It’s November, and fall is well under way! This month is the ASPCA’s National “Adopt A Senior Pet” month. Here at Kingsbrook Animal Hospital in Frederick, MD, each week in November we will focus on different topics concerning our senior furry friends, and things we can do to help make their later years more comfortable and enjoyable.
Often people are concerned about rescuing a dog or cat because of the perception that most animals who end up in shelters have behavior problems. Only an estimated ten percent of pets in shelters have been surrendered for behavioral reasons.

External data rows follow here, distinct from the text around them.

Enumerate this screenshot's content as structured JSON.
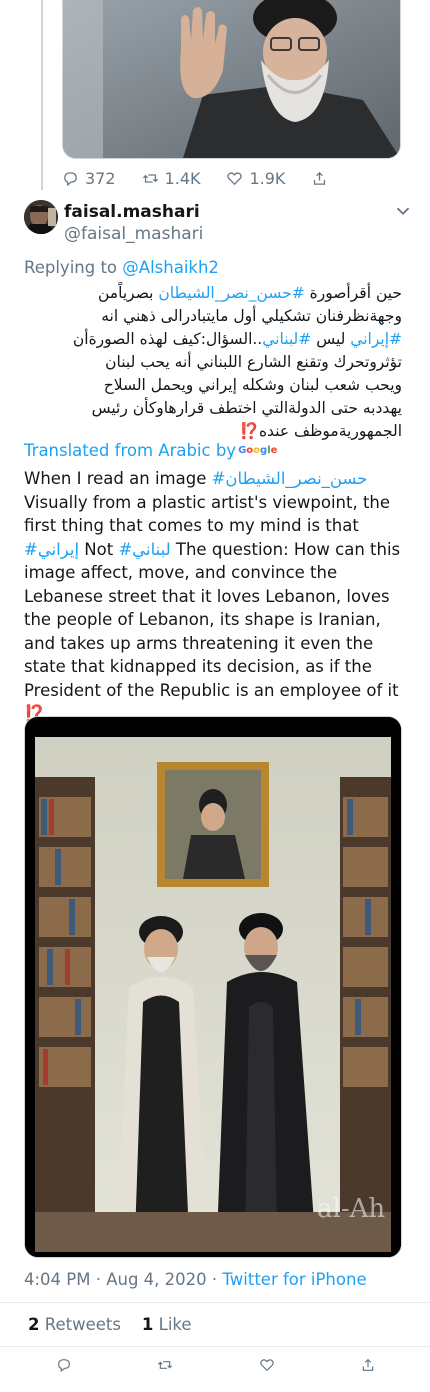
{
  "top_tweet": {
    "replies": "372",
    "retweets": "1.4K",
    "likes": "1.9K"
  },
  "author": {
    "name": "faisal.mashari",
    "handle": "@faisal_mashari"
  },
  "reply": {
    "prefix": "Replying to ",
    "to": "@Alshaikh2"
  },
  "arabic": {
    "l1a": "حين أقرأصورة ",
    "l1tag": "#حسن_نصر_الشيطان",
    "l1b": " بصرياًمن",
    "l2": "وجهةنظرفنان تشكيلي أول مايتبادرالى ذهني انه",
    "l3tag1": "#إيراني",
    "l3a": " ليس ",
    "l3tag2": "#لبناني",
    "l3b": "..السؤال:كيف لهذه الصورةأن",
    "l4": "تؤثروتحرك وتقنع الشارع اللبناني أنه يحب لبنان",
    "l5": "ويحب شعب لبنان وشكله إيراني ويحمل السلاح",
    "l6": "يهددبه حتى الدولةالتي اختطف قرارهاوكأن رئيس",
    "l7": "الجمهوريةموظف عنده",
    "emoji": "⁉️"
  },
  "translation": {
    "label": "Translated from Arabic by",
    "provider": "Google"
  },
  "english": {
    "p1": "When I read an image ",
    "tag1": "#حسن_نصر_الشيطان",
    "p2": " Visually from a plastic artist's viewpoint, the first thing that comes to my mind is that ",
    "tag2": "#إيراني",
    "p3": " Not ",
    "tag3": "#لبناني",
    "p4": " The question: How can this image affect, move, and convince the Lebanese street that it loves Lebanon, loves the people of Lebanon, its shape is Iranian, and takes up arms threatening it even the state that kidnapped its decision, as if the President of the Republic is an employee of it ",
    "emoji": "⁉️"
  },
  "meta": {
    "time": "4:04 PM · Aug 4, 2020",
    "dot": " · ",
    "source": "Twitter for iPhone"
  },
  "stats": {
    "retweets_count": "2",
    "retweets_label": " Retweets",
    "likes_count": "1",
    "likes_label": " Like"
  },
  "watermark": "al-Ah",
  "icons": [
    "reply-icon",
    "retweet-icon",
    "like-icon",
    "share-icon",
    "chevron-down-icon"
  ],
  "colors": {
    "link": "#1da1f2",
    "secondary": "#657786",
    "text": "#14171a",
    "border": "#ccd6dd"
  }
}
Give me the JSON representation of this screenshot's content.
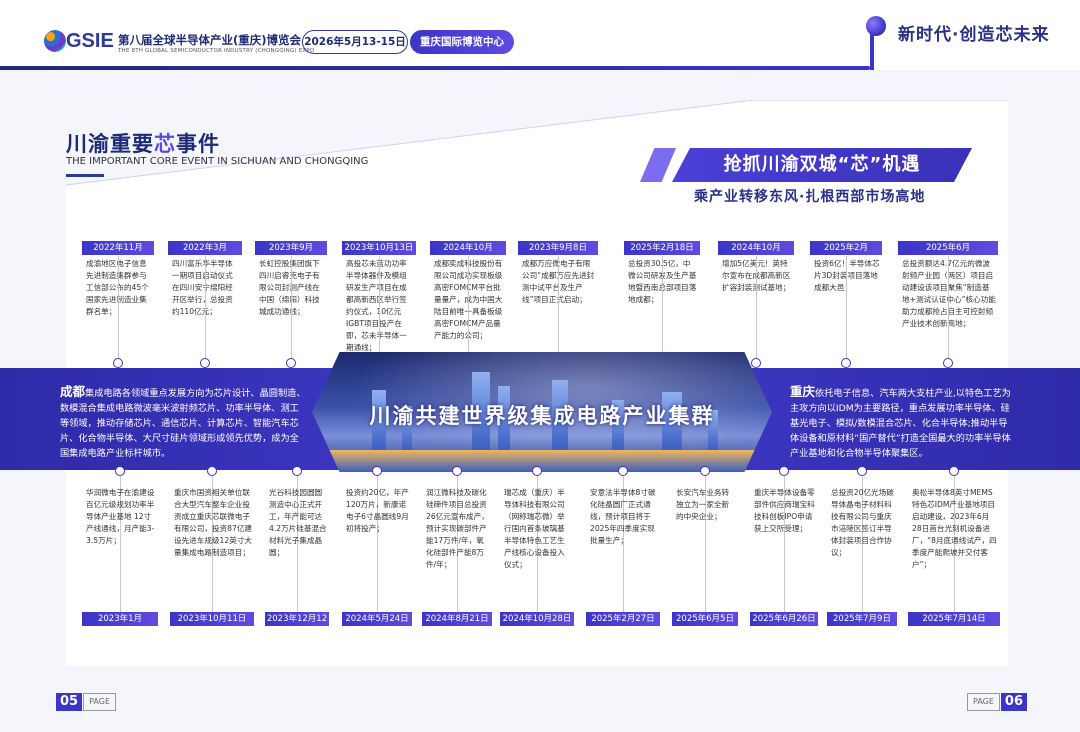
{
  "header": {
    "logo_text": "GSIE",
    "expo_title_cn": "第八届全球半导体产业(重庆)博览会",
    "expo_title_en": "THE 8TH GLOBAL SEMICONDUCTOR INDUSTRY (CHONGQING) EXPO",
    "date": "2026年5月13-15日",
    "venue": "重庆国际博览中心",
    "slogan": "新时代·创造芯未来",
    "accent_color": "#3b35c8"
  },
  "section": {
    "title_prefix": "川渝重要",
    "title_highlight": "芯",
    "title_suffix": "事件",
    "title_en": "THE IMPORTANT CORE EVENT IN SICHUAN AND CHONGQING",
    "banner": "抢抓川渝双城“芯”机遇",
    "subbanner": "乘产业转移东风·扎根西部市场高地"
  },
  "top_events": [
    {
      "date": "2022年11月",
      "text": "成渝地区电子信息先进制造集群参与工信部公布的45个国家先进制造业集群名单；"
    },
    {
      "date": "2022年3月",
      "text": "四川富乐华半导体一期项目启动仪式在四川安宁绵阳经开区举行，总投资约110亿元；"
    },
    {
      "date": "2023年9月",
      "text": "长虹控股集团旗下四川启睿克电子有限公司封测产线在中国（绵阳）科技城成功通线；"
    },
    {
      "date": "2023年10月13日",
      "text": "高投芯未蓝功功率半导体器件及模组研发生产项目在成都高新西区举行签约仪式，10亿元IGBT项目投产在即，芯未半导体一期通线；"
    },
    {
      "date": "2024年10月",
      "text": "成都奕成科技股份有限公司成功实现板级高密FOMCM平台批量量产，成为中国大陆目前唯一具备板级高密FOMCM产品量产能力的公司；"
    },
    {
      "date": "2023年9月8日",
      "text": "成都万应微电子有限公司“成都万应先进封测中试平台及生产线”项目正式启动；"
    },
    {
      "date": "2025年2月18日",
      "text": "总投资30.5亿，中微公司研发及生产基地暨西南总部项目落地成都；"
    },
    {
      "date": "2024年10月",
      "text": "增加5亿美元！英特尔宣布在成都高新区扩容封装测试基地；"
    },
    {
      "date": "2025年2月",
      "text": "投资6亿！半导体芯片3D封装项目落地成都大邑；"
    },
    {
      "date": "2025年6月",
      "text": "总投资额达4.7亿元的微波射频产业园（两区）项目启动建设该项目聚焦“制造基地+测试认证中心”核心功能助力成都抢占自主可控射频产业技术创新高地；"
    }
  ],
  "bottom_events": [
    {
      "date": "2023年1月",
      "text": "华润微电子在渝建设百亿元级规划功率半导体产业基地 12寸产线通线，月产能3-3.5万片；"
    },
    {
      "date": "2023年10月11日",
      "text": "重庆市国资相关单位联合大型汽车整车企业投资成立重庆芯联微电子有限公司，投资87亿建设先进车规级12英寸大量集成电路制造项目；"
    },
    {
      "date": "2023年12月12日",
      "text": "光谷科技园圆圆测造中心正式开工，年产能可达4.2万片硅基混合材料光子集成晶圆；"
    },
    {
      "date": "2024年5月24日",
      "text": "投资约20亿，年产120万片，新康诺电子6寸晶圆线9月初将投产；"
    },
    {
      "date": "2024年8月21日",
      "text": "润江微科技及碳化硅碲件项目总投资26亿元宣布成产，预计实现碳部件产能17万件/年，氧化硅部件产能8万件/年；"
    },
    {
      "date": "2024年10月28日",
      "text": "瑞芯成（重庆）半导体科技有限公司（网称瑞芯微）举行国内首条玻璃基半导体特色工艺生产线核心设备投入仪式；"
    },
    {
      "date": "2025年2月27日",
      "text": "安意法半导体8寸碳化硅晶圆厂正式通线，预计项目将于2025年四季度实现批量生产；"
    },
    {
      "date": "2025年6月5日",
      "text": "长安汽车业务转独立为一家全新的中央企业；"
    },
    {
      "date": "2025年6月26日",
      "text": "重庆半导体设备零部件供应商瑞宝科技科创板IPO申请获上交所受理；"
    },
    {
      "date": "2025年7月9日",
      "text": "总投资20亿光场碳导体晶电子材料科技有限公司与重庆市涪陵区签订半导体封装项目合作协议；"
    },
    {
      "date": "2025年7月14日",
      "text": "奥松半导体8英寸MEMS特色芯IDM产业基地项目启动建设，2023年6月28日首台光刻机设备进厂，“8月底通线试产，四季度产能爬坡并交付客户”；"
    }
  ],
  "chengdu": {
    "name": "成都",
    "text": "集成电路各领域重点发展方向为芯片设计、晶圆制造、数模混合集成电路微波毫米波射频芯片、功率半导体、测工等领域，推动存储芯片、通信芯片、计算芯片、智能汽车芯片、化合物半导体、大尺寸硅片领域形成领先优势，成为全国集成电路产业标杆城市。"
  },
  "chongqing": {
    "name": "重庆",
    "text": "依托电子信息、汽车两大支柱产业,以特色工艺为主攻方向以IDM为主要路径，重点发展功率半导体、硅基光电子、模拟/数模混合芯片、化合半导体;推动半导体设备和原材料“国产替代”打造全国最大的功率半导体产业基地和化合物半导体聚集区。"
  },
  "hero_title": "川渝共建世界级集成电路产业集群",
  "footer": {
    "left_page": "05",
    "right_page": "06",
    "page_word": "PAGE"
  }
}
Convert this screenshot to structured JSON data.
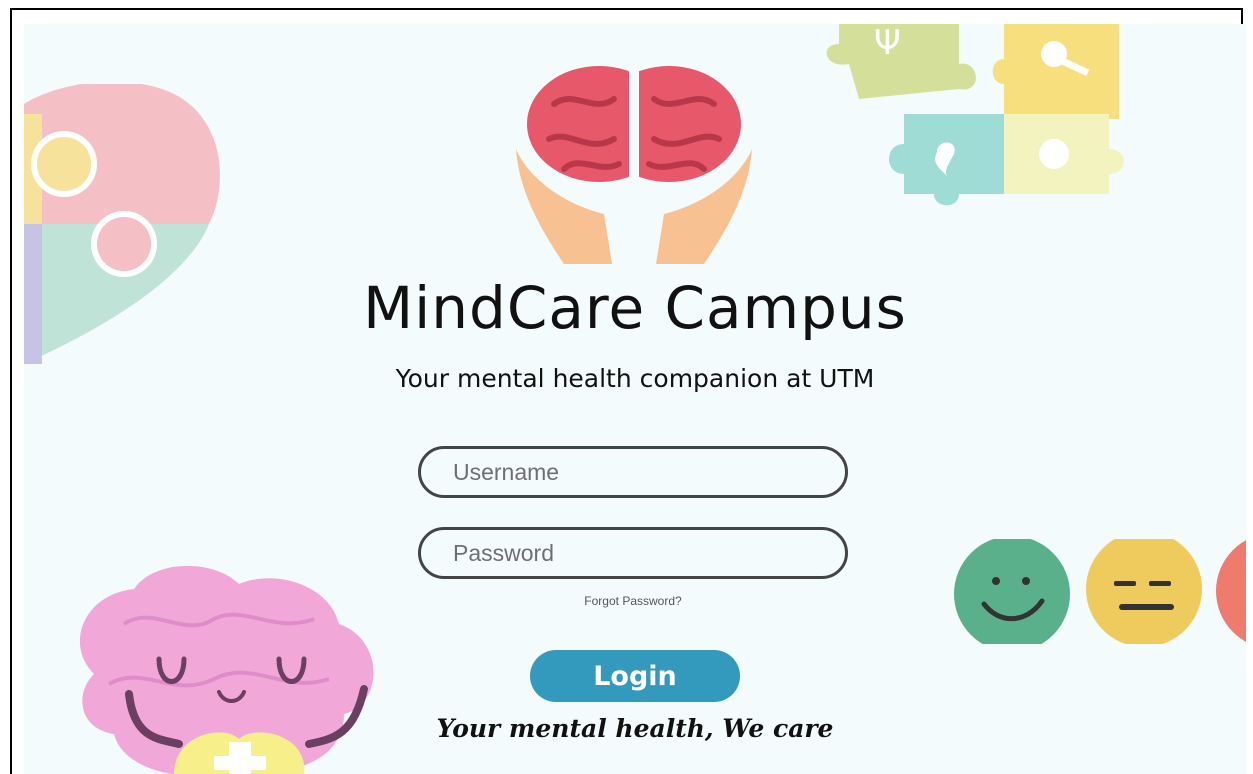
{
  "app": {
    "title": "MindCare Campus",
    "tagline": "Your mental health companion at UTM",
    "slogan": "Your mental health, We care"
  },
  "login_form": {
    "username_placeholder": "Username",
    "password_placeholder": "Password",
    "forgot_password_label": "Forgot Password?",
    "login_label": "Login"
  },
  "theme": {
    "background": "#f4fbfc",
    "login_button": "#3399bd",
    "field_border": "#444444"
  },
  "decorations": {
    "logo_icon": "brain-in-hands-icon",
    "heart_puzzle": "heart-puzzle-icon",
    "puzzle_pieces": "puzzle-pieces-icon",
    "mood_faces": [
      "happy-face-icon",
      "neutral-face-icon",
      "sad-face-icon"
    ],
    "meditating_brain": "meditating-brain-icon"
  }
}
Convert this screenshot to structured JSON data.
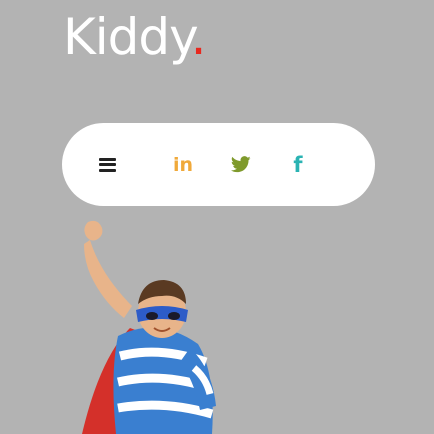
{
  "brand": {
    "name": "Kiddy",
    "dot": ".",
    "accent": "#e8281e"
  },
  "nav": {
    "menu_icon": "hamburger-menu-icon",
    "social": [
      {
        "name": "linkedin",
        "label": "in",
        "icon": "linkedin-icon",
        "color": "#f0a93a"
      },
      {
        "name": "twitter",
        "label": "",
        "icon": "twitter-icon",
        "color": "#7f9a2c"
      },
      {
        "name": "facebook",
        "label": "f",
        "icon": "facebook-icon",
        "color": "#2ab3b3"
      }
    ]
  },
  "colors": {
    "background": "#b3b3b3",
    "pill": "#ffffff"
  },
  "hero": {
    "image": "superhero-kid-image"
  }
}
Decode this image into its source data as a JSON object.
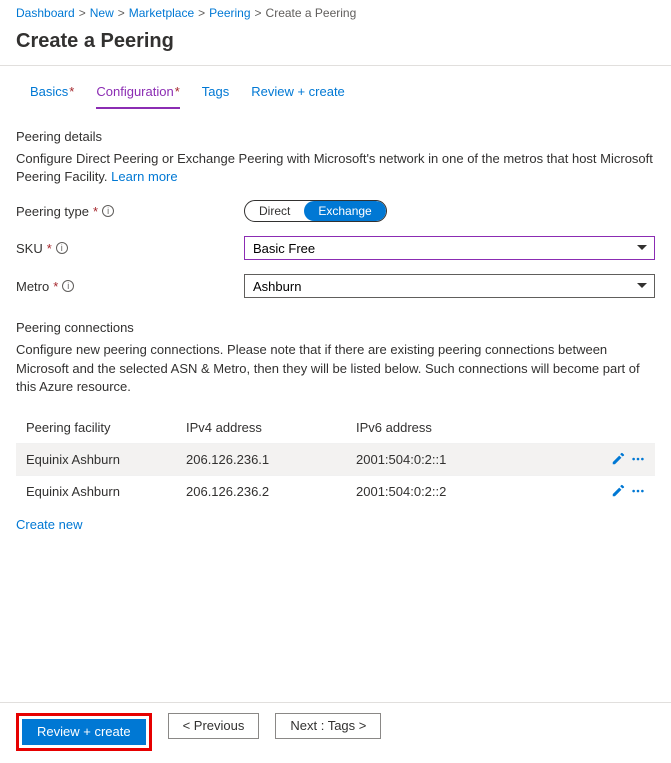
{
  "breadcrumb": [
    "Dashboard",
    "New",
    "Marketplace",
    "Peering",
    "Create a Peering"
  ],
  "title": "Create a Peering",
  "tabs": [
    {
      "label": "Basics",
      "required": true,
      "active": false
    },
    {
      "label": "Configuration",
      "required": true,
      "active": true
    },
    {
      "label": "Tags",
      "required": false,
      "active": false
    },
    {
      "label": "Review + create",
      "required": false,
      "active": false
    }
  ],
  "details": {
    "heading": "Peering details",
    "desc": "Configure Direct Peering or Exchange Peering with Microsoft's network in one of the metros that host Microsoft Peering Facility. ",
    "learn": "Learn more"
  },
  "fields": {
    "peering_type_label": "Peering type",
    "peering_type_options": [
      "Direct",
      "Exchange"
    ],
    "peering_type_selected": "Exchange",
    "sku_label": "SKU",
    "sku_value": "Basic Free",
    "metro_label": "Metro",
    "metro_value": "Ashburn"
  },
  "connections": {
    "heading": "Peering connections",
    "desc": "Configure new peering connections. Please note that if there are existing peering connections between Microsoft and the selected ASN & Metro, then they will be listed below. Such connections will become part of this Azure resource.",
    "columns": [
      "Peering facility",
      "IPv4 address",
      "IPv6 address"
    ],
    "rows": [
      {
        "facility": "Equinix Ashburn",
        "v4": "206.126.236.1",
        "v6": "2001:504:0:2::1"
      },
      {
        "facility": "Equinix Ashburn",
        "v4": "206.126.236.2",
        "v6": "2001:504:0:2::2"
      }
    ],
    "create_new": "Create new"
  },
  "footer": {
    "review": "Review + create",
    "prev": "< Previous",
    "next": "Next : Tags >"
  }
}
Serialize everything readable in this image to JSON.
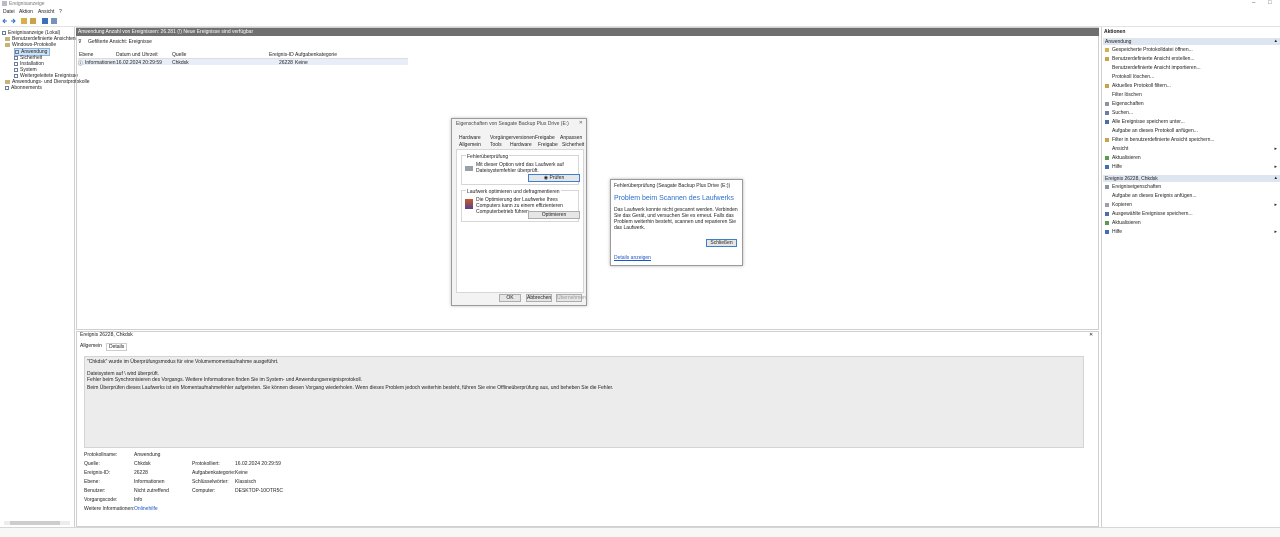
{
  "window": {
    "title": "Ereignisanzeige",
    "controls": [
      "–",
      "□"
    ]
  },
  "menu": [
    "Datei",
    "Aktion",
    "Ansicht",
    "?"
  ],
  "tree": {
    "items": [
      "Ereignisanzeige (Lokal)",
      "Benutzerdefinierte Ansichten",
      "Windows-Protokolle",
      "Anwendung",
      "Sicherheit",
      "Installation",
      "System",
      "Weitergeleitete Ereignisse",
      "Anwendungs- und Dienstprotokolle",
      "Abonnements"
    ]
  },
  "main": {
    "header": "Anwendung   Anzahl von Ereignissen: 26.281 (!) Neue Ereignisse sind verfügbar",
    "filter_label": "Gefilterte Ansicht: Ereignisse",
    "columns": [
      "Ebene",
      "Datum und Uhrzeit",
      "Quelle",
      "Ereignis-ID",
      "Aufgabenkategorie"
    ],
    "row": [
      "Informationen",
      "16.02.2024 20:29:59",
      "Chkdsk",
      "26228",
      "Keine"
    ]
  },
  "props_dialog": {
    "title": "Eigenschaften von Seagate Backup Plus Drive (E:)",
    "tabs_top": [
      "Hardware",
      "Vorgängerversionen",
      "Freigabe",
      "Anpassen"
    ],
    "tabs_bottom": [
      "Allgemein",
      "Tools",
      "Hardware",
      "Freigabe",
      "Sicherheit"
    ],
    "group1": "Fehlerüberprüfung",
    "group1_text": "Mit dieser Option wird das Laufwerk auf Dateisystemfehler überprüft.",
    "check_button": "Prüfen",
    "group2": "Laufwerk optimieren und defragmentieren",
    "group2_text": "Die Optimierung der Laufwerke Ihres Computers kann zu einem effizienteren Computerbetrieb führen.",
    "optimize_button": "Optimieren",
    "ok": "OK",
    "cancel": "Abbrechen",
    "apply": "Übernehmen"
  },
  "error_dialog": {
    "title": "Fehlerüberprüfung (Seagate Backup Plus Drive (E:))",
    "heading": "Problem beim Scannen des Laufwerks",
    "body": "Das Laufwerk konnte nicht gescannt werden. Verbinden Sie das Gerät, und versuchen Sie es erneut. Falls das Problem weiterhin besteht, scannen und reparieren Sie das Laufwerk.",
    "close_button": "Schließen",
    "details_link": "Details anzeigen"
  },
  "actions": {
    "title": "Aktionen",
    "section1": "Anwendung",
    "section1_items": [
      "Gespeicherte Protokolldatei öffnen...",
      "Benutzerdefinierte Ansicht erstellen...",
      "Benutzerdefinierte Ansicht importieren...",
      "Protokoll löschen...",
      "Aktuelles Protokoll filtern...",
      "Filter löschen",
      "Eigenschaften",
      "Suchen...",
      "Alle Ereignisse speichern unter...",
      "Aufgabe an dieses Protokoll anfügen...",
      "Filter in benutzerdefinierte Ansicht speichern...",
      "Ansicht",
      "Aktualisieren",
      "Hilfe"
    ],
    "section2": "Ereignis 26228, Chkdsk",
    "section2_items": [
      "Ereigniseigenschaften",
      "Aufgabe an dieses Ereignis anfügen...",
      "Kopieren",
      "Ausgewählte Ereignisse speichern...",
      "Aktualisieren",
      "Hilfe"
    ]
  },
  "detail": {
    "header": "Ereignis 26228, Chkdsk",
    "tabs": [
      "Allgemein",
      "Details"
    ],
    "text_lines": [
      "\"Chkdsk\" wurde im Überprüfungsmodus für eine Volumemomentaufnahme ausgeführt.",
      "Dateisystem auf \\ wird überprüft.",
      "Fehler beim Synchronisieren des Vorgangs. Weitere Informationen finden Sie im System- und Anwendungsereignisprotokoll.",
      "Beim Überprüfen dieses Laufwerks ist ein Momentaufnahmefehler aufgetreten. Sie können diesen Vorgang wiederholen. Wenn dieses Problem jedoch weiterhin besteht, führen Sie eine Offlineüberprüfung aus, und beheben Sie die Fehler."
    ],
    "fields": {
      "protokollname_label": "Protokollname:",
      "protokollname": "Anwendung",
      "quelle_label": "Quelle:",
      "quelle": "Chkdsk",
      "protokolliert_label": "Protokolliert:",
      "protokolliert": "16.02.2024 20:29:59",
      "eid_label": "Ereignis-ID:",
      "eid": "26228",
      "aufgabe_label": "Aufgabenkategorie:",
      "aufgabe": "Keine",
      "ebene_label": "Ebene:",
      "ebene": "Informationen",
      "schluessel_label": "Schlüsselwörter:",
      "schluessel": "Klassisch",
      "benutzer_label": "Benutzer:",
      "benutzer": "Nicht zutreffend",
      "computer_label": "Computer:",
      "computer": "DESKTOP-10OTR5C",
      "vorgangscode_label": "Vorgangscode:",
      "vorgangscode": "Info",
      "weitere_label": "Weitere Informationen:",
      "weitere": "Onlinehilfe"
    }
  }
}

The more common reasons animals end up in shelters are issues with other pets in the home; expanding their family (getting married/having a baby); allergies; divorce; financial reasons; and saddest of all, owners who pass away or are relocating to assisted living or nursing homes where they are unable to keep their beloved friend. Many of the pets currently in animal shelters (between 60-70%) are senior pets. By shelter standards, this means they are five years old or older.
There are many great benefits to adopting an older pet. For example, their personality is already formed and easy to read; what you see is what you get, unlike with a puppy or kitten that hasn’t quite developed his or her identity yet. Another perk is that “senior” pets are more content to just be close companions. They aren’t as prone to destructive behavior or high-energy antics, so they will spend more time with their new owner (and their new owner doesn’t have to worry about training/managing a puppy or kitten!). Usually, older pets are already used to living in a house, so they arrive in their new homes housetrained/litterbox trained and accustomed to human schedules.
It’s true that some “senior” pets may require a little more right off the bat in the way of veterinary care. All pets will require preventatives and vaccinations, but an older pet usually has all of the “puppy shots” or “kitten shots” already. That being said, it’s a wise idea to take a potential new furry family member to the veterinarian right away to determine if there are any health concerns that may pose a financial problem.
The best advantage of all to adopting a senior dog or cat is knowing that they won’t become just a statistic–rescuing an older pet is definitely saving a life, since unfortunately these animals are at the highest risk of being euthanized because of shelter overcrowding. Welcoming one of these gentle, loving pets into a new family makes a real difference.